Two attributes multiple Entities
If the total number of database fields across the subtypes is . no relationships at the super type level, you might go with only sub-type tables. Entering Data in Tables in a Supertype/Subtype Relationship* This presentation was prepared by Professor Steve Ross, with the advice of other MIS Faculty. The guide gives the sql to create a Purchase Order (PO) application. You will write (or copy and Identify the Super type/Subtype relationships. a. List the super.
Class table inheritance has one table for the superclass and one table for each subclass. Generalized data goes in the superclass table, and specialized data goes in the appropriate subclass table.
Shared primary key enforces the one to one nature of the relationships between each subclass and the superclass. It also allows a foreign key elsewhere in the database to reference the superclass without knowing or caring which subclass it belongs to.
For a good treatment of this subject, look up Martin Fowler's treatment on the web. Edit based on feedback The question of which ER model is "correct" is usually determined by the database design team by analyzing the subject matter, and coming up with a model that depicts the way it works in "the real world".
This presumes that the database is yet to be designed, but the business itself has already been designed, and the business design is not to be changed. Your comment makes me think that you are designing or redesigning the business itself, not just the database. If so, then the question is outside the expertise of database design. Meaning, just because the E property is shared between entity types A and B does not mean that A and B should be grouped together.
Just because things "look" the same i. I would consider moving E to the base-type table IF: My employers changed the business logic, removing E altogether! But while it is true on a technical level that anything can be refactored, the reality of the situation is a matter of scale. Businesses are constantly setting priorities on projects because those resources are very limited.
While it is frustrating for us technical folks because we understand what the long-term benefits of refactoring projects are, it is just the nature of business that the less-technical, business folks have an easier time seeing the direct relationship between new functionality and new revenue.
What this boils down to is: BUT, if you have hundreds of millions of rows in these tables, and an incredible amount of code referencing the tables code that has to be tested when changes are madethen it usually pays to be more pragmatic than idealistic.
And this is the environment that I had to deal with for years: And so much code hit these tables base-class and sub-class tables that there was a lot of resistance -- mostly from management but sometimes from the rest of the team -- to making any changes due to the amount of development and QA resources that would need to be allocated. However, there are a couple of points that leave me unconvinced.
For example, take centralizing Name-Value pairs into a single table. I side with the anti-OTLT group; these tables introduce numerous issues. We might employ the software development analogy of using a single enumerator to represent all possible values of all possible constants as an equivalent to this practice.
To remind you, the OTLT table typically looks something like this, with entries from multiple domains thrown into the same table.
need help with subtype supertype

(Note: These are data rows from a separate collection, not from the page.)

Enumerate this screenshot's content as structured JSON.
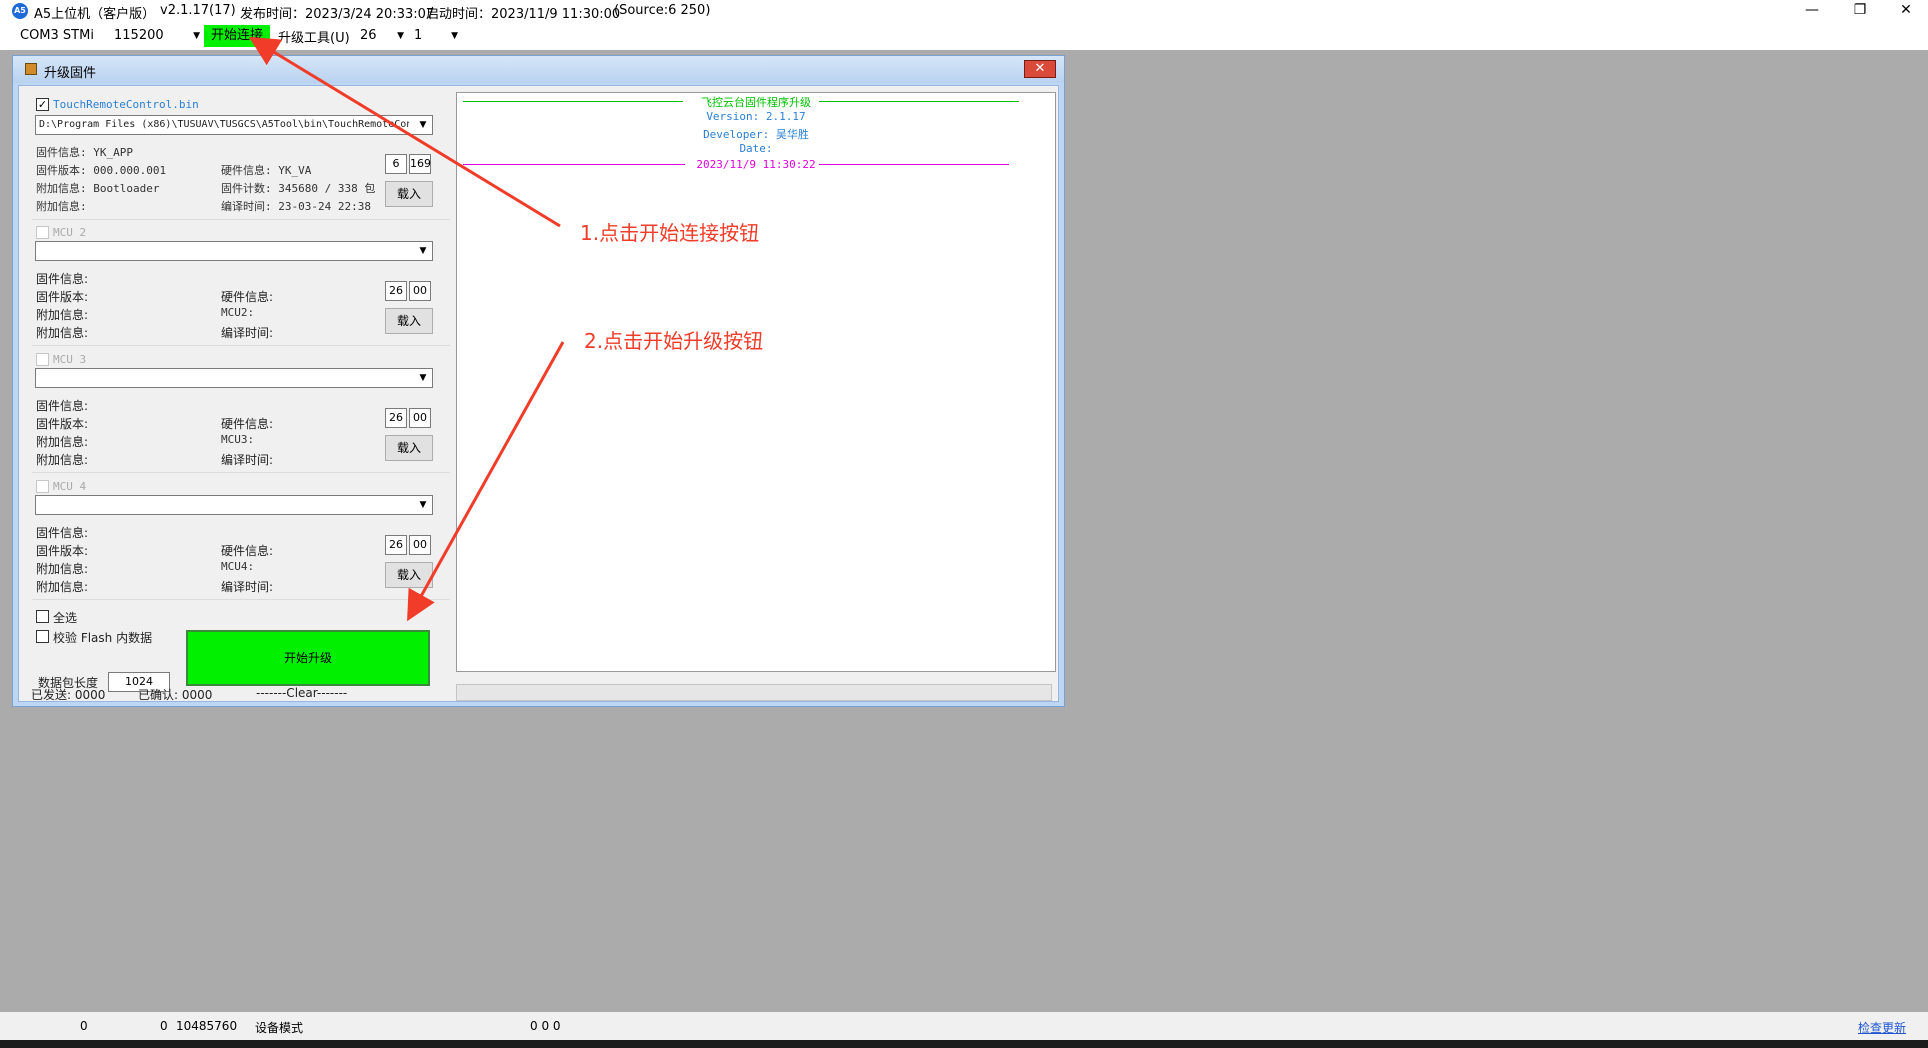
{
  "titlebar": {
    "logo": "A5",
    "app": "A5上位机（客户版）",
    "version": "v2.1.17(17)",
    "release": "发布时间：2023/3/24 20:33:07",
    "startup": "启动时间：2023/11/9 11:30:00",
    "source": "(Source:6 250)",
    "minimize": "—",
    "restore": "❐",
    "close": "✕"
  },
  "toolbar": {
    "port": "COM3 STMi",
    "baud": "115200",
    "connect_label": "开始连接",
    "tool_menu": "升级工具(U)",
    "sel_a": "26",
    "sel_b": "1"
  },
  "dialog": {
    "title": "升级固件",
    "close": "✕",
    "mcu1": {
      "checked": "✓",
      "file": "TouchRemoteControl.bin",
      "path": "D:\\Program Files (x86)\\TUSUAV\\TUSGCS\\A5Tool\\bin\\TouchRemoteCont",
      "fw_info": "固件信息: YK_APP",
      "fw_ver": "固件版本: 000.000.001",
      "extra1": "附加信息: Bootloader",
      "extra2": "附加信息:",
      "hw_info": "硬件信息: YK_VA",
      "fw_count": "固件计数: 345680 / 338 包",
      "build": "编译时间: 23-03-24 22:38",
      "num_a": "6",
      "num_b": "169",
      "load": "载入"
    },
    "mcu2": {
      "name": "MCU 2",
      "fw_info": "固件信息:",
      "fw_ver": "固件版本:",
      "extra1": "附加信息:",
      "extra2": "附加信息:",
      "hw_info": "硬件信息:",
      "mcu": "MCU2:",
      "build": "编译时间:",
      "num_a": "26",
      "num_b": "00",
      "load": "载入"
    },
    "mcu3": {
      "name": "MCU 3",
      "fw_info": "固件信息:",
      "fw_ver": "固件版本:",
      "extra1": "附加信息:",
      "extra2": "附加信息:",
      "hw_info": "硬件信息:",
      "mcu": "MCU3:",
      "build": "编译时间:",
      "num_a": "26",
      "num_b": "00",
      "load": "载入"
    },
    "mcu4": {
      "name": "MCU 4",
      "fw_info": "固件信息:",
      "fw_ver": "固件版本:",
      "extra1": "附加信息:",
      "extra2": "附加信息:",
      "hw_info": "硬件信息:",
      "mcu": "MCU4:",
      "build": "编译时间:",
      "num_a": "26",
      "num_b": "00",
      "load": "载入"
    },
    "select_all": "全选",
    "verify": "校验 Flash 内数据",
    "pkt_len_label": "数据包长度",
    "pkt_len": "1024",
    "upgrade_label": "开始升级",
    "log": {
      "title": "飞控云台固件程序升级",
      "version_label": "Version:",
      "version": "2.1.17",
      "developer_label": "Developer:",
      "developer": "吴华胜",
      "date_label": "Date:",
      "timestamp": "2023/11/9 11:30:22"
    },
    "status": {
      "sent": "已发送: 0000",
      "ack": "已确认: 0000",
      "clear": "-------Clear-------"
    },
    "colors": {
      "title_line": "#00c000",
      "ts_line": "#e000e0",
      "version": "#2a7fd4",
      "upgrade_bg": "#00f000"
    }
  },
  "annotations": {
    "step1": "1.点击开始连接按钮",
    "step2": "2.点击开始升级按钮",
    "color": "#f03c28"
  },
  "bottombar": {
    "a": "0",
    "b": "0",
    "c": "10485760",
    "mode": "设备模式",
    "d": "0  0  0",
    "update": "检查更新"
  }
}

I agree with anti-OTLT group; these tables introduce numerous issues. While this is a valid point, it is not one that I usually think of when creating a new data model. Koirala has a couple of OLAP design items that are generally not mentioned in other best practice lists. His inclusion of a dimension and fact design may be useful, but it could also be dangerous for newbie designers. This article is interesting if you are moving from beginning into more advanced data modeling. It will help you consider the analytic versus transactional nature of your future models.
He shows how to check for proper normalization: Over-normalization will have a negative impact on database performance. Also, using natural business keys rather than generated primary keys is sound advice when you want to avoid translating from a business key to a generated row ID for each database access.
MySQL - Supertype/Subtype design - Stack Overflow
Using proper naming standards and column types is also good advice. The point about the overuse of nullable columns is sound: Are all the columns NULLable? Within the database columns definitions good data domains, ranges and values should be analyzed, evaluated and prototyped for the business application. Having good default values, a limited scope of values and always a value are best for performance and application logic. Make sure your database design represents data that is known and only uses a minimum of NULLable columns.
Disjoint and reflexive relationships in Access
In the end, I felt that the article lacked both depth and breadth, and had no examples to clarify the points. However, he does offer valuable advice related to normalization and natural keys. All includes information from seasoned developers, such as Michael Blaha.
He encourages the reuse of your best practices and patterns. These are understood and proven, and in that respect preferable to data models that must be created from scratch. For example, I often reverse engineer databases — databases of an application to be replaced as well as databases of related applications.
These existing databases often do not have an available data model. But a data model is implicit in the database schema and can be at least partially extracted with database reverse engineering techniques. This is a short slide show that data model designers can quickly scan through and glean the tips that resonate with them. For me, the re-use tip is one of my favorites.
These best practices started off just fine, but then got into some sticky issues. I am not convinced the advice offered is always on point. A previous author wrote: Names are not unique, and many seemingly unique identifiers such as Social Security numbers actually are not, due to real-world data reliability problems. This is a rather pat answer to a complex issue, though it is one that will suffice in a number of cases and is at least preferable to having no PrimaryKey at all.